Chevron Right Getting a First-Time Buyer Mortgage

Chevron Right Cryptocurrency Mortgages

Chevron Right A Complete Guide to Mortgages

Chevron Right Mortgage Guarantee Scheme

Chevron Right International Mortgages Explained

Chevron Right Gambling and Mortgages

Chevron Right How Debt-to-Income Ratios Affect Mortgage Applications

FCA Disclaimer

*Based on our research, the content contained in this article is accurate as of the most recent time of writing. Lender criteria and policies change regularly so speak to one of the advisors we work with to confirm the most accurate up to date information. The information on the site is not tailored advice to each individual reader, and as such does not constitute financial advice. All advisors working with us are fully qualified to provide mortgage advice and work only for firms that are authorised and regulated by the Financial Conduct Authority. They will offer any advice specific to you and your needs.

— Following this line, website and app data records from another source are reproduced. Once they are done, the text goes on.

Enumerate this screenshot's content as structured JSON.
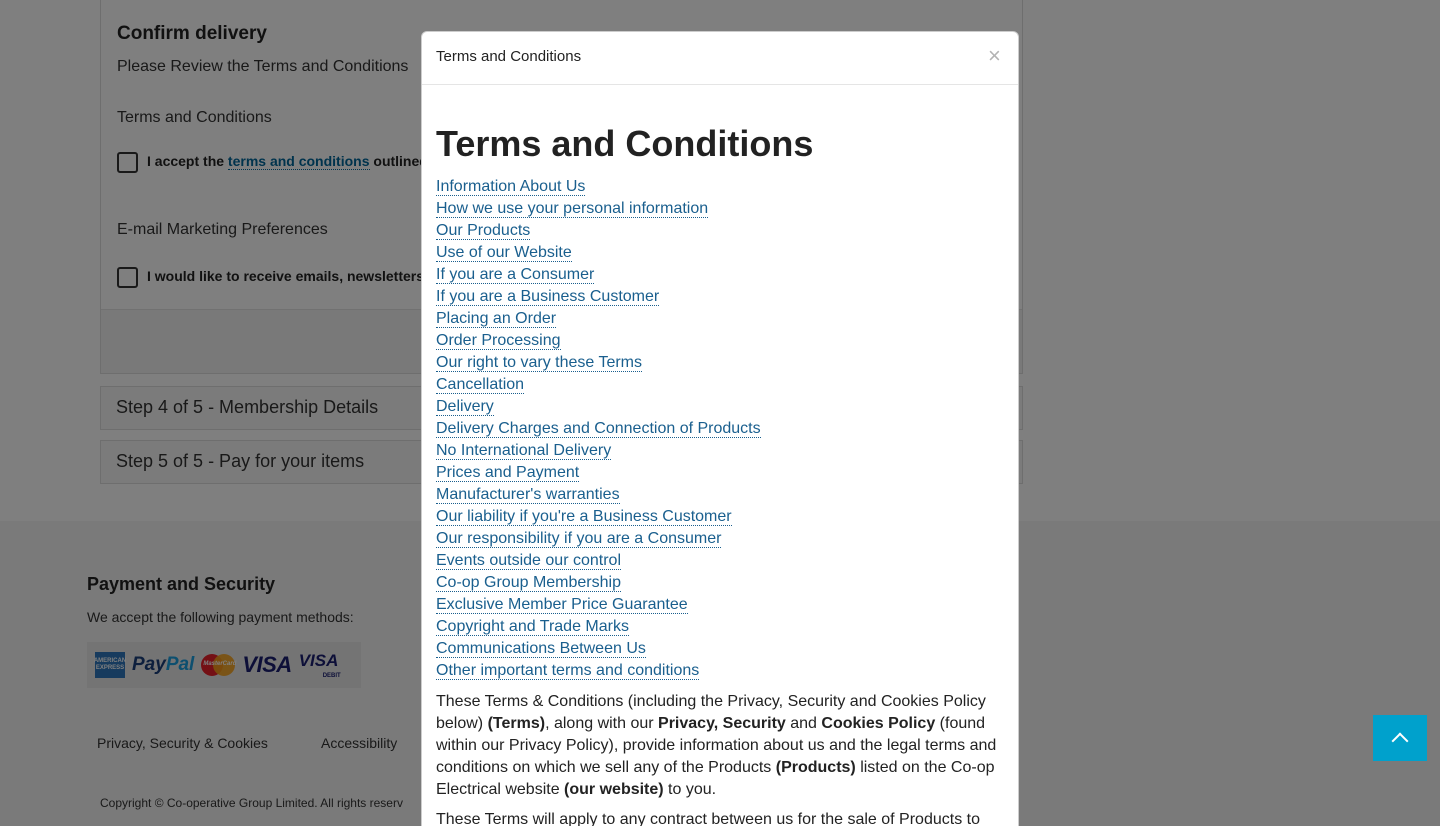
{
  "background": {
    "confirm": {
      "title": "Confirm delivery",
      "review_text": "Please Review the Terms and Conditions",
      "terms_label": "Terms and Conditions",
      "terms_check_prefix": "I accept the ",
      "terms_check_link": "terms and conditions",
      "terms_check_suffix": " outlined",
      "email_label": "E-mail Marketing Preferences",
      "email_check": "I would like to receive emails, newsletters a"
    },
    "steps": [
      {
        "label": "Step 4 of 5 - Membership Details"
      },
      {
        "label": "Step 5 of 5 - Pay for your items"
      }
    ],
    "footer": {
      "title": "Payment and Security",
      "subtitle": "We accept the following payment methods:",
      "payment_icons": [
        "amex-icon",
        "paypal-icon",
        "mastercard-icon",
        "visa-icon",
        "visa-debit-icon"
      ],
      "amex_text": "AMERICAN EXPRESS",
      "paypal_a": "Pay",
      "paypal_b": "Pal",
      "mastercard_text": "MasterCard",
      "visa_text": "VISA",
      "visa_debit_visa": "VISA",
      "visa_debit_text": "DEBIT",
      "links": [
        "Privacy, Security & Cookies",
        "Accessibility"
      ],
      "copyright": "Copyright © Co-operative Group Limited. All rights reserv"
    },
    "scroll_top_icon": "chevron-up-icon"
  },
  "modal": {
    "title": "Terms and Conditions",
    "close_symbol": "×",
    "heading": "Terms and Conditions",
    "toc": [
      "Information About Us",
      "How we use your personal information",
      "Our Products",
      "Use of our Website",
      "If you are a Consumer",
      "If you are a Business Customer",
      "Placing an Order",
      "Order Processing",
      "Our right to vary these Terms",
      "Cancellation",
      "Delivery",
      "Delivery Charges and Connection of Products",
      "No International Delivery",
      "Prices and Payment",
      "Manufacturer's warranties",
      "Our liability if you're a Business Customer",
      "Our responsibility if you are a Consumer",
      "Events outside our control",
      "Co-op Group Membership",
      "Exclusive Member Price Guarantee",
      "Copyright and Trade Marks",
      "Communications Between Us",
      "Other important terms and conditions"
    ],
    "intro": {
      "p1": "These Terms & Conditions (including the Privacy, Security and Cookies Policy below) ",
      "b1": "(Terms)",
      "p2": ", along with our ",
      "b2": "Privacy, Security",
      "p3": " and ",
      "b3": "Cookies Policy",
      "p4": " (found within our Privacy Policy), provide information about us and the legal terms and conditions on which we sell any of the Products ",
      "b4": "(Products)",
      "p5": " listed on the Co-op Electrical website ",
      "b5": "(our website)",
      "p6": " to you."
    },
    "intro2": "These Terms will apply to any contract between us for the sale of Products to"
  }
}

Some types of buy to let mortgages are not regulated by the FCA. Think carefully before securing other debts against your home. As a mortgage is secured against your home, it may be repossessed if you do not keep up with repayments on your mortgage. Equity released from your home will also be secured against it.

Get Started